David filmed several flights back in 2011, but no idea if he's done the FPV in stereo or only recorded the flight in stereo:
it should be doable, but would need a second video transmitter or some type of mix/unmix on the video signal, and a goggle system where the screens are split between two inputs (either natively or after a mod).
I used to make 3D pictures. Actually capturing the picture is easy. I don't know how to get it the red/blue so I could see them with those crappy 3D glasses.
But as Crafty Dan said, it's really just having two set ups and one seen on each side of the goggles. Might even be nice just to have the redundancy incase one FPV set up fails, you can still fly it home with one.
There has to be a better way of viewing the results than with red/blue glasses. Those always distort the color. But most people, like me, don't have access to anything better. I mean can't afford anything better.
Maybe, but I think a wider angle view would have made a bigger difference. And I don't mean like fisheye. I mean having a wider field of view. That would have made lining up the flight paths through the obstacles easier. Depth of field may have helped, but being able to see where you're turning is way more useful.

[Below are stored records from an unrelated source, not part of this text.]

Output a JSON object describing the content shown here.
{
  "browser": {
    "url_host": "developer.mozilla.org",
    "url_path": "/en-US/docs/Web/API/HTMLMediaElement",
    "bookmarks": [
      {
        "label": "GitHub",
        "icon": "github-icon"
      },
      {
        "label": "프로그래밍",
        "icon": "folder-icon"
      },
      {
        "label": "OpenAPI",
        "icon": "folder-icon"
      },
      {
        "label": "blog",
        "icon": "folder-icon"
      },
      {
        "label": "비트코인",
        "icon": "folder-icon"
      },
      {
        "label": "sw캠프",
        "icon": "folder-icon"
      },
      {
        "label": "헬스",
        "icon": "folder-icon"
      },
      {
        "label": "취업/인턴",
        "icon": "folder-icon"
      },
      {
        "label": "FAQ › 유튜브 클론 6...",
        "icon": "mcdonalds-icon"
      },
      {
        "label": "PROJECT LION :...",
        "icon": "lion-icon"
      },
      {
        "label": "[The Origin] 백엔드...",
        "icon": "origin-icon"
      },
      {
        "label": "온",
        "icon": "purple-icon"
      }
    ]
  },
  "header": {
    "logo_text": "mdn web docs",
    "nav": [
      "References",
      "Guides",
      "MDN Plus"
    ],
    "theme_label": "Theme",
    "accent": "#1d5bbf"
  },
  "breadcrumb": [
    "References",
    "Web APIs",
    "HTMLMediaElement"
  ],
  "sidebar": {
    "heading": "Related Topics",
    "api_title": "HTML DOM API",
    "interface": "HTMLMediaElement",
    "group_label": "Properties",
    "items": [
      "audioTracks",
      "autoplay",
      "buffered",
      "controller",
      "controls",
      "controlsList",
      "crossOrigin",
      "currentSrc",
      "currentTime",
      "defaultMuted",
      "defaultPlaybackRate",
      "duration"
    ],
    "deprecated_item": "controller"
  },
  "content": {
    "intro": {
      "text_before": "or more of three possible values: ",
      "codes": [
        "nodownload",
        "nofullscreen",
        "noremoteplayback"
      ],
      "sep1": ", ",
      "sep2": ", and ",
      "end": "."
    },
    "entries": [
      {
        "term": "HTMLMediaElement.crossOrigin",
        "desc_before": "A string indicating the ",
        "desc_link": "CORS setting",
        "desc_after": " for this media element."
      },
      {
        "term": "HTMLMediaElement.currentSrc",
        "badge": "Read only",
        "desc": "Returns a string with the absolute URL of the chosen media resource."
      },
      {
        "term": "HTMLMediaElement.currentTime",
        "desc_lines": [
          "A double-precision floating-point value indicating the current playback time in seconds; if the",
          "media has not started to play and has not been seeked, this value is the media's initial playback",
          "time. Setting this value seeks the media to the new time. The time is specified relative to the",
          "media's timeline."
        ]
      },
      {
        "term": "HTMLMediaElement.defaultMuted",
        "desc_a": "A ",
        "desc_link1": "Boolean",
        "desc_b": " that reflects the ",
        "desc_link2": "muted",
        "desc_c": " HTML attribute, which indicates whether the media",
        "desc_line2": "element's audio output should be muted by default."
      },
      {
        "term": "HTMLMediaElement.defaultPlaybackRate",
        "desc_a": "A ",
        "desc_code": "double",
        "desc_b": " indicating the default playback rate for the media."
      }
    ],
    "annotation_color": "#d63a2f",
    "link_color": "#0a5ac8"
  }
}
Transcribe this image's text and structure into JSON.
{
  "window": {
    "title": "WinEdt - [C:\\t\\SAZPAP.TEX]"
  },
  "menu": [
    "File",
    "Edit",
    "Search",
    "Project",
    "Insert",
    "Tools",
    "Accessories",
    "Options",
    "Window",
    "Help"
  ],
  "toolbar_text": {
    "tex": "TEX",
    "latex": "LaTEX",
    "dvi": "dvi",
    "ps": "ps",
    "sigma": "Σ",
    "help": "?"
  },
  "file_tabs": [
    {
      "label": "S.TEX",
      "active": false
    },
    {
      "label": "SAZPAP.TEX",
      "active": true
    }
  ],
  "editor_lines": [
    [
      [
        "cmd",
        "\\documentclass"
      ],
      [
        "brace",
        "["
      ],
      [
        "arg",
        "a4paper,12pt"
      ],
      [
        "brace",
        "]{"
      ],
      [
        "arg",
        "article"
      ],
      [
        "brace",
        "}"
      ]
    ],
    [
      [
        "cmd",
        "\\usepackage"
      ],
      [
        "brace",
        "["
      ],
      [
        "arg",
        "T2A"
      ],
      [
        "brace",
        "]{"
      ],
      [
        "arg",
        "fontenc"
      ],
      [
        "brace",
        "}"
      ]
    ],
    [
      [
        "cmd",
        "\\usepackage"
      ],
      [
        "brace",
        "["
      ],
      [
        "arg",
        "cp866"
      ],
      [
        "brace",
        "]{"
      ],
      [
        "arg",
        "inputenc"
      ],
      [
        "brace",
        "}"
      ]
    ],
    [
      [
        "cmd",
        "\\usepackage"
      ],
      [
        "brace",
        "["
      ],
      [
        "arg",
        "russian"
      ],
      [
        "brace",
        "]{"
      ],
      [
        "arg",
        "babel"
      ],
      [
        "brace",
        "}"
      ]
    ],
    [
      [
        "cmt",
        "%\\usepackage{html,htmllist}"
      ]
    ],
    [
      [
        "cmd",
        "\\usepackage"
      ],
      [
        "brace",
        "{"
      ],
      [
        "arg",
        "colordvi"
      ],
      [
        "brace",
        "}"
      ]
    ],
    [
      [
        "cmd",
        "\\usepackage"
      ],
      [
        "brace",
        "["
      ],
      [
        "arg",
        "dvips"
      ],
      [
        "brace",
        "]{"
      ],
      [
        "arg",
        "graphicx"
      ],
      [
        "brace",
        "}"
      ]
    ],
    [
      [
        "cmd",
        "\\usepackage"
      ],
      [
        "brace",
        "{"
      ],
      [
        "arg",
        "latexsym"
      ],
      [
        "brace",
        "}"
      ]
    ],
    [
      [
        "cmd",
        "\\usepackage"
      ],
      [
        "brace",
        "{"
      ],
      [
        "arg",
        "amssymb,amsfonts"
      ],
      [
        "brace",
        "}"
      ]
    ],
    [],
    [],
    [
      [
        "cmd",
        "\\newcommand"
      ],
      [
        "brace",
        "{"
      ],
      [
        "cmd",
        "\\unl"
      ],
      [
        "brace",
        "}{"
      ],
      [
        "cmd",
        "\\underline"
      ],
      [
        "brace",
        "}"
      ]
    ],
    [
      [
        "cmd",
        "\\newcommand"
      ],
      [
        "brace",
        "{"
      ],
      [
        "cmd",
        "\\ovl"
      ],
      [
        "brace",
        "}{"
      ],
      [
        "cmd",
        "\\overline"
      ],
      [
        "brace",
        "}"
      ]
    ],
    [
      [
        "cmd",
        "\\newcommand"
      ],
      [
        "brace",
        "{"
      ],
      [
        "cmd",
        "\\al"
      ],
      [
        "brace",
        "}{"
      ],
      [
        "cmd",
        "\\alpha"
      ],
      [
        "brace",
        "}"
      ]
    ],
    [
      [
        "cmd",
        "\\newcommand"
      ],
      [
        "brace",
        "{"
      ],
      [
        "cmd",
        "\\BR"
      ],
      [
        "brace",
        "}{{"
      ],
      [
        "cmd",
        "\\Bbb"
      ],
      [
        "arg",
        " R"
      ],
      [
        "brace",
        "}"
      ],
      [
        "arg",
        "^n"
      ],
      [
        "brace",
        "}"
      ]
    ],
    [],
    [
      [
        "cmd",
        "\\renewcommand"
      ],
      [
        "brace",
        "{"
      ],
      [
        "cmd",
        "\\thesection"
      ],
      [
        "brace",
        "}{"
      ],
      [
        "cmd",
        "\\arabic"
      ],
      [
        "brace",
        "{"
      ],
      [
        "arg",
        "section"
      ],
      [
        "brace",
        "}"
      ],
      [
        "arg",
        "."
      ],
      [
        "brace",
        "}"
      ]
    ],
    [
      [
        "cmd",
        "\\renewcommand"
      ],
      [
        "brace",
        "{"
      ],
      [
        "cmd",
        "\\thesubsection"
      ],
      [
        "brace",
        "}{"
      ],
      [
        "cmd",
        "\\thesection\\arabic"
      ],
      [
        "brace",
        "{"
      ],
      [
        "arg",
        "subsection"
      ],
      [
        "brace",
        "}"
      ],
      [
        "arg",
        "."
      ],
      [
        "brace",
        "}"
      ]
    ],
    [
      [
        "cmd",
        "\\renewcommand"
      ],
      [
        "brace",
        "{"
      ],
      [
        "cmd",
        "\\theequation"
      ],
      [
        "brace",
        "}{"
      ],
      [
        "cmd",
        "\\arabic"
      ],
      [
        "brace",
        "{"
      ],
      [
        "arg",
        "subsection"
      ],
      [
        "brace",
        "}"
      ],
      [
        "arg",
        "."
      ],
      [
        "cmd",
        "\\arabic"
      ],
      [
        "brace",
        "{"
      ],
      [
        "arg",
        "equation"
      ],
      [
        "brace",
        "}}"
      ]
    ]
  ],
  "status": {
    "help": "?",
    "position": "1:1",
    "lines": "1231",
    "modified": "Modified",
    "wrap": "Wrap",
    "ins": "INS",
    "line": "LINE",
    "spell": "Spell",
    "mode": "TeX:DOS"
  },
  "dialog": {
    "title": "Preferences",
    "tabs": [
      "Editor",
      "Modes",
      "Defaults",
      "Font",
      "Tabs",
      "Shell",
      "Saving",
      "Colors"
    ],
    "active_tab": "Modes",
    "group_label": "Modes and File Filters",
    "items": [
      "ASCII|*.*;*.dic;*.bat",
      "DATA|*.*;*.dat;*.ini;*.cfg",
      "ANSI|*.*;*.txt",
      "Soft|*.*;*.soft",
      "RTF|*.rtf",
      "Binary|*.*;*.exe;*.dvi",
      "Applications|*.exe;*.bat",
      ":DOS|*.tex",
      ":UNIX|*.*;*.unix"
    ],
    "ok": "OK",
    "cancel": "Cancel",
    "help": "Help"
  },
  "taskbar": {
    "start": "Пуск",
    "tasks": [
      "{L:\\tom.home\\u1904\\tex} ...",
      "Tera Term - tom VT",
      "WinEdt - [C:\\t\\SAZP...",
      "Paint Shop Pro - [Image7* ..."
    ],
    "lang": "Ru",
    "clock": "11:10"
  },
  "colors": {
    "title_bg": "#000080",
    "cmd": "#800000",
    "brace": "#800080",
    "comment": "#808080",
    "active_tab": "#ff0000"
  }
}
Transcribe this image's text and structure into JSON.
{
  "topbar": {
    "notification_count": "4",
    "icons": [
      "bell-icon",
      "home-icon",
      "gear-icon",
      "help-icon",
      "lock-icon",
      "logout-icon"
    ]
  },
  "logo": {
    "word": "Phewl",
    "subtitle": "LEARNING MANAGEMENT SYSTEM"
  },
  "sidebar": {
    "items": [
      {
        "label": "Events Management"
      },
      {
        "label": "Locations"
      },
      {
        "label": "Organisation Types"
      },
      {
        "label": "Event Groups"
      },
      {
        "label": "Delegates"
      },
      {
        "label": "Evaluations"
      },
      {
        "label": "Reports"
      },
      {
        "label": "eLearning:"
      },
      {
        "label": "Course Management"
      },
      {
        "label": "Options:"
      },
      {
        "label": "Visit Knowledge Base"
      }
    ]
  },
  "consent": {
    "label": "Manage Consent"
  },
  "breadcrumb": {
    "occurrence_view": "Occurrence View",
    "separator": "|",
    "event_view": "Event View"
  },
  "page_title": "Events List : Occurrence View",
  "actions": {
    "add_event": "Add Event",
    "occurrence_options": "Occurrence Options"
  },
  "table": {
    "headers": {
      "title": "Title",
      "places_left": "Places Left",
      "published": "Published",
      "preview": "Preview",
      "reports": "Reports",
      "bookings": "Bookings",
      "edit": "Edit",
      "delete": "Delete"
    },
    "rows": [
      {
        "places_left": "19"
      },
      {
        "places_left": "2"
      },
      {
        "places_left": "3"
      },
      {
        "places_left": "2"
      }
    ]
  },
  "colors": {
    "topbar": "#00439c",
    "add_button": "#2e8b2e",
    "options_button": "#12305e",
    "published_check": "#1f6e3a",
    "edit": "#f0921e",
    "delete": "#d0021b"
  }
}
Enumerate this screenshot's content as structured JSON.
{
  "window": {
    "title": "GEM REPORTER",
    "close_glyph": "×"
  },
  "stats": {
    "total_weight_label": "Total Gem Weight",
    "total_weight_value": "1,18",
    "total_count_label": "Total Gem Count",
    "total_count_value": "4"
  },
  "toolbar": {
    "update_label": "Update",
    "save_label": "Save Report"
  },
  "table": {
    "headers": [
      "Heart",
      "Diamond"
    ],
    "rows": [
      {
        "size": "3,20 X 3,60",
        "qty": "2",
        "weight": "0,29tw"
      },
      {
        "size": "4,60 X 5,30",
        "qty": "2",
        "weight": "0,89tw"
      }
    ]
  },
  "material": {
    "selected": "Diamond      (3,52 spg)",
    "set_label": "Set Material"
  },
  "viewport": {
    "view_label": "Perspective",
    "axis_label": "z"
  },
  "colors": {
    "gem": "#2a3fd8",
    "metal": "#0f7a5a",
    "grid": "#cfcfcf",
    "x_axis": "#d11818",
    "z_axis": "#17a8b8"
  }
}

Since the cataract surgery, I've switched to more protective eyewear when riding the motorcycle. These goggle infringe on my peripheral vision somewhat. So I find that instead of shifting my eyes to the left or right, I have to turn my head when making turns. With FPV, we are restricted to an even narrower field of view. I don't think that using a shorter focal length lens will do the trick because although you increase the field of view, it also distorts the image. Which can actually make flying accuracy more difficult.
What would be more ideal, would be a camera setup that would provide a semi-panoramic view, undistorted, that we could scan with eye movements. Less ideal, but perhaps workable would be head-tracking, which sort of mimics what I have to do now while riding my motorcycle.
The most ideal would be a method of mimicking natural vision. Wide field of vision, undistorted, peripheral vision. Of course there is nothing out there right now that will do that. So of the technologies that do exist right now, I would guess that head-tracking (if responsive enough) would increase flying accuracy more than depth of field (stereo vision).
I am hoping that with the HD technology coming to FatSharks, that they don't simply increase the resolution while maintaining a 4:3 aspect ratio. If they went to a 16:9 aspect ratio, we might have something that provides a wider field of view that will actually enhance our flying ability.
No apologies necessary, Roy. I wouldn't have asked if I didn't want to hear the answer!
I have to agree that a wider view would be ideal. The optics would have to get a lot better and I just don't know how they will manage that on the small cameras. I have wide angle lenses for my DSLR's that provide a nice wide field of view with very little barrel distortion(fisheye) you speak of, but my keychain camera has a ton of it. well, ...it did... The funny thing is, barrel distortion is frowned upon in lenses, but then a true fisheye is something the lens companies are VERY proud of!
I haven't been able to try the fatsharks yet as the budget just can't squeeze that far right now. They are popular so I guess that says something. Personally, I'd like to try them first before I drop that much cheese on them.
Too bad you live in a southernmost state of the US and I live in a northernmost state. I'd be happy to let you give them a try. Hey, you want to meet in Colorado? They should have some good hobby shops in Denver...
Most of our hobby's creep forward are from the folks in the ranks pushing on a new gadget -- someone figures it out, shares the wealth. If others are convinced it's progress, they'll lend a hand to move it forward.
It doesn't always generate the best solutions, but the ones we keep are the ones that work!
I noticed that the goggle unit had a rather bulky unit with a DVI and HDMI input on it. So I think (without having one to play with), that the hard part would be to get the data to feed into these inputs. That is, the video signal from a stereo video camera, or two video cameras would have to be mixed to the correct signal for the goggles. I'm sure that's why they're selling software developer kits so that they can build the protocols into the games themselves.
But it does address what I was talking about as far as turning your head left or right to look into the turn.
It's funny you guys mention the rift. There are two things in the making right now that will be able to use the rift even the head tracking on one of them. It should be interesting in the future. I can't wait to use my rift for fpv. I tried it once but I couldn't set the ipd from those 2d to 3d converters.